6. Burlingame, G. (2006). How Much Water Should We Drink? Opflow, 32(2), 8-9.
7. Dai, B., Chen, R. C., & Ding, Y. Y. (2019). A practical approach for estimating human daily water intake. International Journal of Embedded Systems, 11(2), 210-219.
8. Sawka, M. N., Cheuvront, S. N., & Carter, R. (2005). Human water needs. Nutrition reviews, 63(suppl_1), S30-S39.
9. Dai, B., Chen, R. C., & Ding, Y. Y. (2019). A practical approach for estimating human daily water intake. International Journal of Embedded Systems, 11(2), 210-219.

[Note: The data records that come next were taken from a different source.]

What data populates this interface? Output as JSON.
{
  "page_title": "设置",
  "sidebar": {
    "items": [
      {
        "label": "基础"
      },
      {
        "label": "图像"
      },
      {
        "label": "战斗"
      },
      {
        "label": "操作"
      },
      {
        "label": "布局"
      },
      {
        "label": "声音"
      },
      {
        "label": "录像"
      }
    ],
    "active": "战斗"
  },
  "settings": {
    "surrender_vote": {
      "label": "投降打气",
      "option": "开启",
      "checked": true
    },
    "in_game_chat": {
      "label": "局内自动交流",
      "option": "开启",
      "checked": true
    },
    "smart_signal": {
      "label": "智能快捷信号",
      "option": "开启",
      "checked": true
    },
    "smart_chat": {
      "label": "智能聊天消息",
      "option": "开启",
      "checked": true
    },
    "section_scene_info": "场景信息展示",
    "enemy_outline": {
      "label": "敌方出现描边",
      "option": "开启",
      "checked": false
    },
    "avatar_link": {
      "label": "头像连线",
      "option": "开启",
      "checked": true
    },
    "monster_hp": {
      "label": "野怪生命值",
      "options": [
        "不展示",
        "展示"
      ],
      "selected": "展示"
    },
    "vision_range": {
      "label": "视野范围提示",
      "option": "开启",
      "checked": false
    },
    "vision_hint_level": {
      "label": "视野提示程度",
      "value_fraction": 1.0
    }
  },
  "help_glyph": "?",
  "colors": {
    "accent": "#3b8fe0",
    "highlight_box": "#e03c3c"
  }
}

10. Tarulli, K., Bales, D., & Wallinga, C. (2014). How much water should you drink?
11. Popkin, B. M., D'Anci, K. E., & Rosenberg, I. H. (2010). Water, hydration, and health. Nutrition reviews, 68(8), 439-458.
12. Rodger, A., & Papies, E. K. (2022). “I don't just drink water for the sake of it”: Understanding the influence of value, reward, self-identity, and early life on water drinking behaviour. Food Quality and Preference, 99, 104576.
13. Tsindos, S. (2012). What drove us to drink 2 litres of water a day?
14. World Health Organization. (2005). Nutrients in drinking water (No. WHO/SDE/WSH/05.09). World Health Organization.
15. Kurdak, S. S., Shirreffs, S. M., Maughan, R. J., Ozgünen, K. T., Zeren, C., Korkmaz, S. E. L. C. E. N., ... & Dvorak, J. (2010). Hydration and sweating responses to hot‐weather football competition. Scandinavian Journal of Medicine & Science in Sports, 20, 133-139.